---------- Provided data

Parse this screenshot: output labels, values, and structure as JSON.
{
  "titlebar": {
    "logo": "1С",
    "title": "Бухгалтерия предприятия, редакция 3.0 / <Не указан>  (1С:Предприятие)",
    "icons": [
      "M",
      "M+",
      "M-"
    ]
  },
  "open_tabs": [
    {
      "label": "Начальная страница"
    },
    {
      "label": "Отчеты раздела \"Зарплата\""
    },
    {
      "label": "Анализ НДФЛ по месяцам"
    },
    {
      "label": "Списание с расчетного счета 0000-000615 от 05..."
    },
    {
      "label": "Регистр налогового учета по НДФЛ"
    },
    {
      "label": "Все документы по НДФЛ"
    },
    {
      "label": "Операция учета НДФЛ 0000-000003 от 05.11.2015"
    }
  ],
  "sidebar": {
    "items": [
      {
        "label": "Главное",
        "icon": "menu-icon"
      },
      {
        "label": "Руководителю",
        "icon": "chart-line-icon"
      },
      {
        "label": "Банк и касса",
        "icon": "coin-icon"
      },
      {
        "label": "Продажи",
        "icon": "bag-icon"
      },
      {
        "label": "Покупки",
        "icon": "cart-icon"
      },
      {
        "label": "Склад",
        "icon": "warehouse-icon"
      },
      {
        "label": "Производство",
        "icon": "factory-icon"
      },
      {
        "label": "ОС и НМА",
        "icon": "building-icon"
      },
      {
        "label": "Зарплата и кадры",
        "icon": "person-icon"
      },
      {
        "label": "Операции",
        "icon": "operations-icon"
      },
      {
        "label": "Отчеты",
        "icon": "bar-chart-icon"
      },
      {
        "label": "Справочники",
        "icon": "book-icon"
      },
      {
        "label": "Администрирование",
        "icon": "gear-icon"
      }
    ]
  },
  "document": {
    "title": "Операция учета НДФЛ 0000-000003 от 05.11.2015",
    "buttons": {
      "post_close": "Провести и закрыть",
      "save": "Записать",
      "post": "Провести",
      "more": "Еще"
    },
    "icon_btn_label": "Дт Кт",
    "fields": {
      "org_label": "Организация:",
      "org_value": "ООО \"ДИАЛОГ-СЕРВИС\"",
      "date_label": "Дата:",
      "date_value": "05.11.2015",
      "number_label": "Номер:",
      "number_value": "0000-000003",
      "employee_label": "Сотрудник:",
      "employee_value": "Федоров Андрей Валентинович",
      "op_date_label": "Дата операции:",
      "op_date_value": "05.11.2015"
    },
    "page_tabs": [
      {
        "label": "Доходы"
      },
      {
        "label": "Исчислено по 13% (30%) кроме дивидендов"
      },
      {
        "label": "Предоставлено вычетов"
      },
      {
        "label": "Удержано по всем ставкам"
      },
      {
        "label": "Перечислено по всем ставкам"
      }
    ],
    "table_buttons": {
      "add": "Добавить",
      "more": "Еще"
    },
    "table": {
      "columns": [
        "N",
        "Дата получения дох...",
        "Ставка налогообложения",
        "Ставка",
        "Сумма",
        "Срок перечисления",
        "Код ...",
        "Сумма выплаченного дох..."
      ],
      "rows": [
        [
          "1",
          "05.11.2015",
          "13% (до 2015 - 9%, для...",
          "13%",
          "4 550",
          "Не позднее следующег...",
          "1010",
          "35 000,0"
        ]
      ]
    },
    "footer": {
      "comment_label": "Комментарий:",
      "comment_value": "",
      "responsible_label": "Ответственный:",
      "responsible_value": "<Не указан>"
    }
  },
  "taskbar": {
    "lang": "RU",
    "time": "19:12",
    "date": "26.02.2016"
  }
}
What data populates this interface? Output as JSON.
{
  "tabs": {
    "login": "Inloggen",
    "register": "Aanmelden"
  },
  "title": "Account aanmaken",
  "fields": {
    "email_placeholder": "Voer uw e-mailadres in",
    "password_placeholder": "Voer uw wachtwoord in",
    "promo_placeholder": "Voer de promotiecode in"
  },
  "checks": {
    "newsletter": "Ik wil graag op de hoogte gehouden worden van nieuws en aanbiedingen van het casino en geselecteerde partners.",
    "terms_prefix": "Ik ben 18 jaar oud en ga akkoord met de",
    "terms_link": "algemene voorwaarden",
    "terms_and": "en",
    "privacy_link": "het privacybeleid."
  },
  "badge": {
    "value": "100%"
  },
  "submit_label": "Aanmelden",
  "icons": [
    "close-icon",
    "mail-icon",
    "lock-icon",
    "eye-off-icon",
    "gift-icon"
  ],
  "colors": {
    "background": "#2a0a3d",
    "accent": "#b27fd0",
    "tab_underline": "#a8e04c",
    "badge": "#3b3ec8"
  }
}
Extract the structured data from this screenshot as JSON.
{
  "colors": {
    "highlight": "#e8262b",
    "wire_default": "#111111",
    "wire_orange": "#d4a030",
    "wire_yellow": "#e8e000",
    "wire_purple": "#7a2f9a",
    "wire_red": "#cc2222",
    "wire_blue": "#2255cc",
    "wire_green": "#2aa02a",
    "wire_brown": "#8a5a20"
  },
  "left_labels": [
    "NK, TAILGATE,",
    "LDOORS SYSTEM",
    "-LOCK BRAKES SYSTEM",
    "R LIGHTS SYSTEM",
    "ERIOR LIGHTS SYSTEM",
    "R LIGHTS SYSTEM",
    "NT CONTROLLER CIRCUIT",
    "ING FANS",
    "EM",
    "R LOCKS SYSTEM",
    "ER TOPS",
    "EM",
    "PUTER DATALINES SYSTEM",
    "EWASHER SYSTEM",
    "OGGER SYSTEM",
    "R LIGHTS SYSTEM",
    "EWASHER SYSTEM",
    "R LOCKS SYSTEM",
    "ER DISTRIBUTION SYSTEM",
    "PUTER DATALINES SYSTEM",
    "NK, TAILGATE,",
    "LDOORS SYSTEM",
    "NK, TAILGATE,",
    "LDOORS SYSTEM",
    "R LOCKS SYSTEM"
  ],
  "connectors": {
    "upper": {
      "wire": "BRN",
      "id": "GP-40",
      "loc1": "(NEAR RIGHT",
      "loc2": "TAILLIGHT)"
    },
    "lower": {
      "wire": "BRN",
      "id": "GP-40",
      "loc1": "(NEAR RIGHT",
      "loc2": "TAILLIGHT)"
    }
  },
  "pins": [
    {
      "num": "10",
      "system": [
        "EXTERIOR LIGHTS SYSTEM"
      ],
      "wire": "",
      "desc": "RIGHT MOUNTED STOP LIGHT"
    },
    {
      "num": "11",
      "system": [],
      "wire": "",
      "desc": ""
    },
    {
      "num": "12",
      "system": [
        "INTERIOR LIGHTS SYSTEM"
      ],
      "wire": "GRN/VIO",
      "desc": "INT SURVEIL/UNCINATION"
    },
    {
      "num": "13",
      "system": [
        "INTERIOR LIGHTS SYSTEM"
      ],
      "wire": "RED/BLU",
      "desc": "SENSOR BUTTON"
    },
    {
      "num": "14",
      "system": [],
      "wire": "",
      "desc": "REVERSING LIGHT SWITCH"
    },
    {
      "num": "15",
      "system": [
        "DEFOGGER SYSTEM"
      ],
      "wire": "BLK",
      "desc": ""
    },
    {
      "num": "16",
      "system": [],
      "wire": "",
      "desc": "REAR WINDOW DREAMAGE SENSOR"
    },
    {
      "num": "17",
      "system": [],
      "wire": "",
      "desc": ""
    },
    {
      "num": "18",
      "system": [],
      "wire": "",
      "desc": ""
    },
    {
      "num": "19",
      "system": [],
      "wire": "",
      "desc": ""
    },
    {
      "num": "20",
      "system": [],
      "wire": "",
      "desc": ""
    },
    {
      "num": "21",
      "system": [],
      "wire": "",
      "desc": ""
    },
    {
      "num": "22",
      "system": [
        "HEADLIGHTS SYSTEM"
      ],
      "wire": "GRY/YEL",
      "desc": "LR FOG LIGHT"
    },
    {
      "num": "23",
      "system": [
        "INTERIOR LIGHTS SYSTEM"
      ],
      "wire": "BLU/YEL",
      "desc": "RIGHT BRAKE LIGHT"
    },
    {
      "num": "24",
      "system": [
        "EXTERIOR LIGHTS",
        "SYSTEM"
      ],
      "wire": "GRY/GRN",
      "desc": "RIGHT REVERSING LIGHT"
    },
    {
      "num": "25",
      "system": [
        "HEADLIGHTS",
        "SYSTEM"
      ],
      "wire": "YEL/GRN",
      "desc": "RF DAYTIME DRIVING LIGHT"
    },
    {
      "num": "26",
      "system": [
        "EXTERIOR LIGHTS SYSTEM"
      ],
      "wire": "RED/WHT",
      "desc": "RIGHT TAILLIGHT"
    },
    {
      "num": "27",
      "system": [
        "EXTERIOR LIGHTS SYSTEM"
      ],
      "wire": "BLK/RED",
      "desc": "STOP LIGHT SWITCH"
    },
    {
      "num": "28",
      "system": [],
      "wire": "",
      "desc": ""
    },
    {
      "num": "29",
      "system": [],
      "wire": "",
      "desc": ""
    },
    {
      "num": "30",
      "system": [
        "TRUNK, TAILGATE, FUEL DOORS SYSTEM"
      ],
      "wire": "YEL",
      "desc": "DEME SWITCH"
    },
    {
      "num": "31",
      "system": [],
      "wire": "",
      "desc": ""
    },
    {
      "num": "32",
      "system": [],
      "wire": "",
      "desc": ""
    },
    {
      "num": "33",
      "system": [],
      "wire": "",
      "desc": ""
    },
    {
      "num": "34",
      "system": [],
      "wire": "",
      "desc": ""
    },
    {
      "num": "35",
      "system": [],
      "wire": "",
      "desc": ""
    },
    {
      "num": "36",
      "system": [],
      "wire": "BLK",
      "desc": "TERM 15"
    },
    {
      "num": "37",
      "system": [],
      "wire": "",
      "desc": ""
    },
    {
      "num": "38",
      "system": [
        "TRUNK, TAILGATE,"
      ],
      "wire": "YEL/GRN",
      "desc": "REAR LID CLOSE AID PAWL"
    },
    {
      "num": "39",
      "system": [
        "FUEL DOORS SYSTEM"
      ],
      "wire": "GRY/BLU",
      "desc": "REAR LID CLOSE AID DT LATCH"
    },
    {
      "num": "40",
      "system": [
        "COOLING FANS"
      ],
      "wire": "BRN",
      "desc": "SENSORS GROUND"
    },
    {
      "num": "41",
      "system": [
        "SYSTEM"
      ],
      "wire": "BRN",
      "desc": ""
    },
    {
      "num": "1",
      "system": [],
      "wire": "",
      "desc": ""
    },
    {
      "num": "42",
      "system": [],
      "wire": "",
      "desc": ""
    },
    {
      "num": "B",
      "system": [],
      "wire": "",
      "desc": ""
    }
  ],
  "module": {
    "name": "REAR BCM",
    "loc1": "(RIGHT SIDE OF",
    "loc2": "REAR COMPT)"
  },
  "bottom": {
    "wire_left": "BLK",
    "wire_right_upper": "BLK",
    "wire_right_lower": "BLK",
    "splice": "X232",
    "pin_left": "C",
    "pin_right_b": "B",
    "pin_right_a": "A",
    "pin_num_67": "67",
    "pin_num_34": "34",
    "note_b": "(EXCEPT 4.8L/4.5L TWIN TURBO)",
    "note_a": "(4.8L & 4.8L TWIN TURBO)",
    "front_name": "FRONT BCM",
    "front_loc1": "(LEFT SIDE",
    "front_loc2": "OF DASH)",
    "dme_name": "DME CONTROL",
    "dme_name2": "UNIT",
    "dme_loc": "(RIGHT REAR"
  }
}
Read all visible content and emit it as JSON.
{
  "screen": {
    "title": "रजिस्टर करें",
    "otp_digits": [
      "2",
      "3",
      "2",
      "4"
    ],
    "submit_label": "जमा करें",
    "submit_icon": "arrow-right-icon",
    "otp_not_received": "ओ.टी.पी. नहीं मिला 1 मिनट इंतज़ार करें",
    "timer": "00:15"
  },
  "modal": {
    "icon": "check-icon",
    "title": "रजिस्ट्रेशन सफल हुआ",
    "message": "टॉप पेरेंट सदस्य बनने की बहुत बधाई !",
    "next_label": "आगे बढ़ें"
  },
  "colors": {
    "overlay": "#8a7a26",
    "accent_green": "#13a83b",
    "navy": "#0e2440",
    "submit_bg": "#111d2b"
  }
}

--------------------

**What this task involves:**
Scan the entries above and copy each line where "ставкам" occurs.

**Answer space:**
        "label": "Удержано по всем ставкам"
        "label": "Перечислено по всем ставкам"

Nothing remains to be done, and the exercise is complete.